This duplex apartment, in the iconic 1931 Century building on Central Park West, celebrates the Art Deco opulence characterizing one of the most recognizable multi-family twin-towers of New York.

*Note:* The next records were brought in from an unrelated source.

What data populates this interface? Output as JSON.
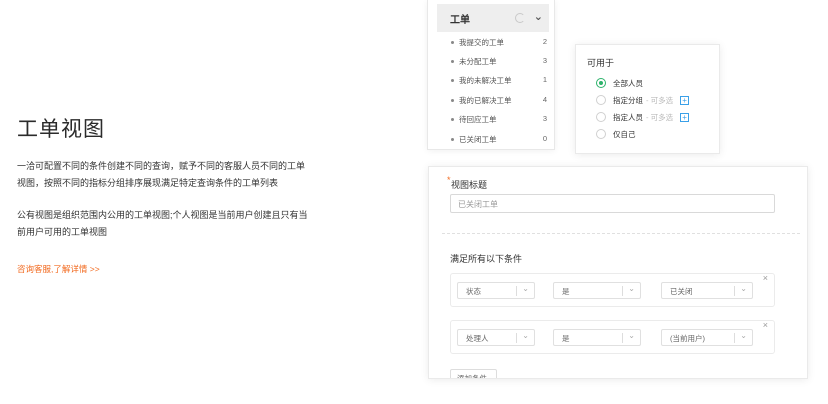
{
  "intro": {
    "title": "工单视图",
    "desc1": "一洽可配置不同的条件创建不同的查询，赋予不同的客服人员不同的工单视图，按照不同的指标分组排序展现满足特定查询条件的工单列表",
    "desc2": "公有视图是组织范围内公用的工单视图;个人视图是当前用户创建且只有当前用户可用的工单视图",
    "link": "咨询客服,了解详情 >>"
  },
  "ticket_list": {
    "header": "工单",
    "items": [
      {
        "label": "我提交的工单",
        "count": "2"
      },
      {
        "label": "未分配工单",
        "count": "3"
      },
      {
        "label": "我的未解决工单",
        "count": "1"
      },
      {
        "label": "我的已解决工单",
        "count": "4"
      },
      {
        "label": "待回应工单",
        "count": "3"
      },
      {
        "label": "已关闭工单",
        "count": "0"
      }
    ]
  },
  "available_to": {
    "title": "可用于",
    "options": [
      {
        "label": "全部人员",
        "hint": "",
        "selected": true
      },
      {
        "label": "指定分组",
        "hint": "- 可多选",
        "selected": false
      },
      {
        "label": "指定人员",
        "hint": "- 可多选",
        "selected": false
      },
      {
        "label": "仅自己",
        "hint": "",
        "selected": false
      }
    ]
  },
  "form": {
    "required_mark": "*",
    "view_title_label": "视图标题",
    "view_title_value": "已关闭工单",
    "conditions_title": "满足所有以下条件",
    "conditions": [
      {
        "field": "状态",
        "operator": "是",
        "value": "已关闭"
      },
      {
        "field": "处理人",
        "operator": "是",
        "value": "(当前用户)"
      }
    ],
    "add_condition": "添加条件"
  },
  "colors": {
    "accent_orange": "#f26b21",
    "radio_green": "#2db36b",
    "plus_blue": "#3aa0e8"
  }
}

As with other MPA projects that have used the power of their location as a key asset, realizing value out of the unique character of their sites, this relatively small unit sets up a controlled sequence of spaces displaying a significant collection of porcelains and paintings, which MPA collaborated to curate and install in a series of site-specific displays.
From the entry vestibule, shielded by a fully custom multi-leaf screen facing an arrangement of three Rosenthal porcelains, an Eileen Gray “Satellite” mirror, and a 1940’s small table by Eliel Saarinen, the occupants can descend into the living room, whose bay window opens up onto the Central Park and the Midtown skyline.
Alternatively, a bending stair leads to the original bedroom, which has been transformed into three independent sleeping alcoves designed to accommodate the owner and two guests in total privacy. Converted from a walk-in closet and hallway, these additional compact sleeping chambers borrow characteristics from the rail car and the ship’s cabin, two typically convertible spaces, celebrating the owners’ lifestyle of long-distance travels. The master bedroom, set just above the tree line, absorbs a full view of the skyline across the Park, whose formal qualities are mirrored and abstracted in the custom millwork that divides the space. The unit therefore acquires the quality of a unique live-in private gallery, tailored to Manhattan’s hyper-dense metropolitan living.
A few years after renovation, the apartment, art, and furnishings were sold intact by Sothebys’ Premiere Real Estate, in a testament to the unique vision uniting the space so thoroughly with the identity of its historic building, and custom-fit collection.
New York Times, “A Detailed Art Deco Renovation Built Inch by Painstaking Inch,” 1993
Interior Design Magazine, “A Small Package Contains Many Beautiful Things,” 1995
Daidalos, “The Stations of the ‘Exquisite Corpse:’ An Apartment by Sandro Marpillero,” 1997